However, Gupta and Magee claim the following week, writers were given restrictions, including being barred from set during Monday's rehearsal and no longer being allowed to "run revised versions of failed jokes to the showrunners." They claim they were told previous rehearsals had "gotten too chaotic" and that from now on, "only the episode's credited writer" would pitch revised jokes.
Gupta says this made some writers feel "confused and a little anxious, thinking maybe they did something wrong."
A lawyer for showrunners Sarah Haskins and Emily Halpern tells the Times that these changes were "a coincidence" in terms of timing with the allegations. A CBS statement also backs Haskins and Halpern, stating that the changes were to “streamline their production process."
"To be clear, we have never done and would never do anything to penalize or retaliate against anyone who raised these concerns," Haskins and Halpern say in a joint statement to the Times. "We are devastated that many of the inflammatory claims that have been made about us are simply not tethered to the reality of what happened."
After Gupta quit, Magee says she went to HR herself to express her concerns. She says that after the discussion, her job duties dwindled significantly, leading her to also leave the show.
Meanwhile, CBS is standing behind how HR handled the situation, stating: "Our human resources team always endeavors to address issues in a professional and sensitive manner, and we must clarify that certain allegations about them have either been misstated or taken wholly out of context."
The network further backs the showrunners, stating there is "no evidence" that they had "retaliatory intent in their interactions with the writer or the producer."
The Times also notes that it was agreed that CBS would pay Gupta and Magee what was owed them under their contracts and "supported their request to waive any contractual provisions that would prevent them from speaking about their experiences on the show."
On Monday, CBS released a statement to ET in regard to the Times' story. The statement reads:
"Gupta told the Times that when she complained to human resources, she asked that Hunt go through sexual harassment training rather than be fired. A claim of unprofessional behavior was made by a writer regarding one of the show’s executive producers. The complaint was reported by a producer to the showrunners, who immediately alerted the production company and the Studio. The matter was promptly investigated by human resources, and appropriate action was taken to address the complaint. The executive producer cooperated fully with the process.

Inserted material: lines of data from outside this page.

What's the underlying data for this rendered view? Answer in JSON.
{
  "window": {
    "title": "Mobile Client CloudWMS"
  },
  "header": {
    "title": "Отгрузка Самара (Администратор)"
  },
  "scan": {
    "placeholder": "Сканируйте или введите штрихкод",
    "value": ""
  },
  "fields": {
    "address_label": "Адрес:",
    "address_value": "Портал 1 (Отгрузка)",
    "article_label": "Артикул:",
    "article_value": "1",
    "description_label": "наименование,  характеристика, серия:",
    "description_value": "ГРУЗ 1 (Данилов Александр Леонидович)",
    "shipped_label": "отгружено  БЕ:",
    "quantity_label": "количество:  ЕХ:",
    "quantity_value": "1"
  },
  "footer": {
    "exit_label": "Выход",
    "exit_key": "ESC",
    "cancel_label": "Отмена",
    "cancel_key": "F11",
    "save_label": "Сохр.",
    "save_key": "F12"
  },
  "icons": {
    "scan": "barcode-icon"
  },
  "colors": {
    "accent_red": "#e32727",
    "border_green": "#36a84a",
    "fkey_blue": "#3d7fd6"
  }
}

In addition, we looked into allegations of retaliatory conduct by the showrunners at the time they were raised, and we found no evidence of retaliatory intent in their interactions with the writer or the producer. In particular, their decisions about the writers’ procedure during rehearsals and tapings were creatively motivated to streamline their production process and were already being discussed prior to the complaint.
Further, our human resources team always endeavors to address issues in a professional and sensitive manner, and we must clarify that certain allegations about them have either been misstated or taken wholly out of context.
The writer and producer decided to leave the show of their own accord. CBS agreed to their request to be paid for the remainder of their guaranteed episodes this season, and we supported their request to waive any contractual provisions that would prevent them from speaking about their experiences on the show."
CBSi and Entertainment Tonight are both owned by CBS.
Jennifer Lopez Says She Was Asked to Take Her Top Off During a Costume Fitting: 'I Stood Up for Myself'
Missy Byrd, Elizabeth Beisel & Lauren Beck Apologize Following 'Survivor' Inappropriate Touching Controversy